Small intestinal transit in patients with liver cirrhosis and portal hypertension: a descriptive study
Department Hepatology and Gastroenterology, Noerrebrogade 44, Aarhus University Hospital, DK-8000, Aarhus C, Denmark
BMC Gastroenterology 2012, 12:176 doi:10.1186/1471-230X-12-176Published: 8 December 2012
Gastrointestinal dysmotility may be involved in the development of bacterial translocation and infection in patients with liver cirrhosis. The aim of the present study was to describe gastric, small intestinal and colorectal motility and transit in patients with liver cirrhosis and portal hypertension using a magnet-based Motility Tracking System (MTS-1) and standard radiopaque markers.
We included 15 patients with liver cirrhosis (8 Child-Pugh A, 6 Child-Pugh B, and 1 Child-Pugh C) and portal hypertension (11 males, median age 54 years (range 38–73), median hepatic venous pressure gradient 18 mmHg (range 12–37)), and 18 healthy controls (8 males, median age 58 years (range 34–64)). The gastric emptying time and small intestinal motility were evaluated by MTS-1, and the total gastrointestinal transit time was assessed by radiopaque markers and abdominal radiographs.

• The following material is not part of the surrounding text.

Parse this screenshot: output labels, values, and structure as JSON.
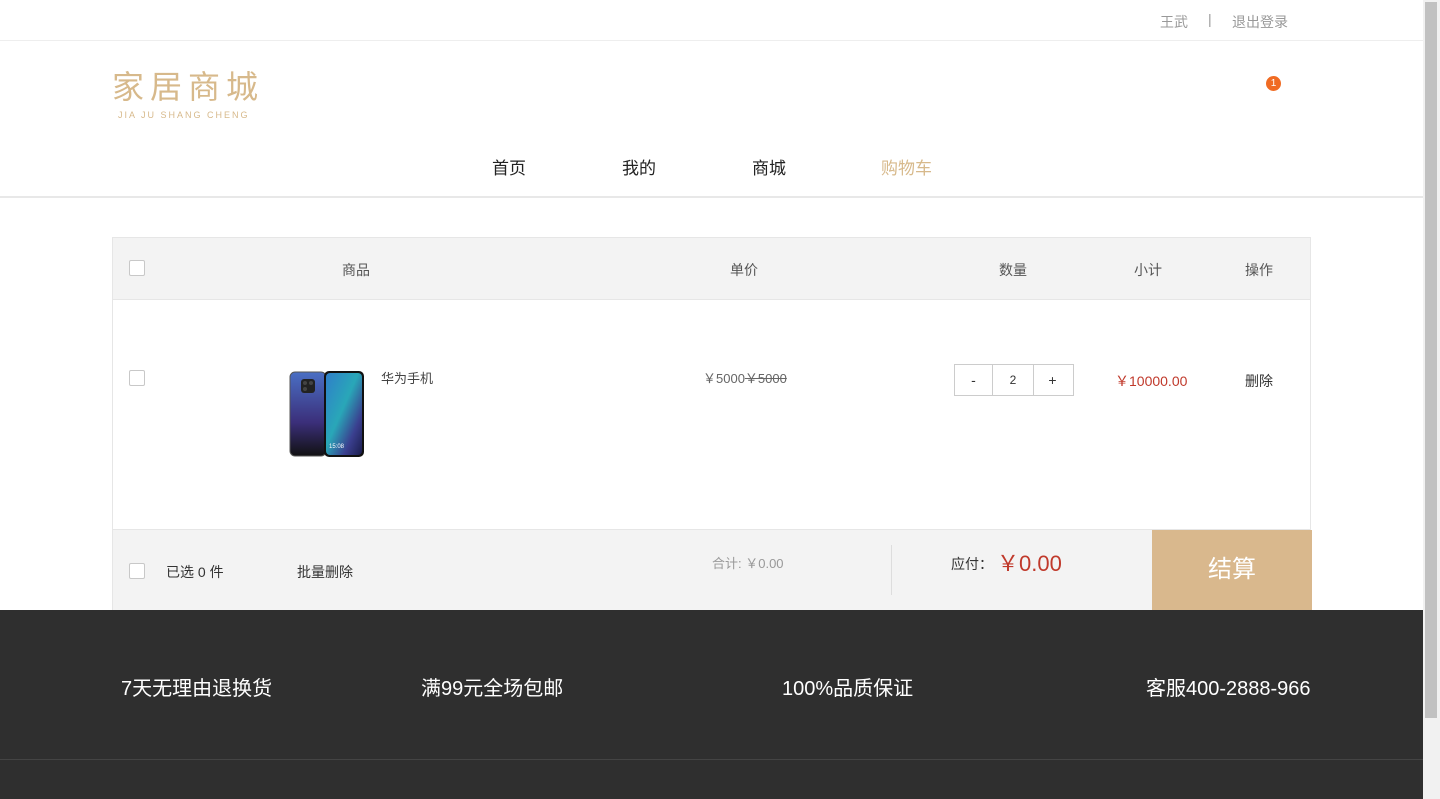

The velocity through the proximal small intestine was significantly higher in cirrhotic patients (median 1.27 metres (m)/hour, range 0.82–2.68) than in the healthy controls (median 1.00 m/hour, range 0.46–1.88) (p = 0.03). Likewise, the magnet travelled significantly longer in both fast (p = 0.04) and slow movements (p = 0.05) in the patient group. There was no significant difference in either gastric emptying time—23 minutes (range 5–131) in patients and 29 minutes (range 10.5–182) in healthy controls (p = 0.43)—or total gastrointestinal transit time—1.6 days (range 0.5–2.9) in patients and 2.0 days (range 1.0–3.9) in healthy controls (p = 0.33). No correlation was observed between the hepatic venous pressure gradient and the velocity of the magnet through the small intestine.
Patients with liver cirrhosis and portal hypertension demonstrated faster-than-normal transit through the proximal small intestine. This may be due to an overactive bowel, as suggested by previous studies.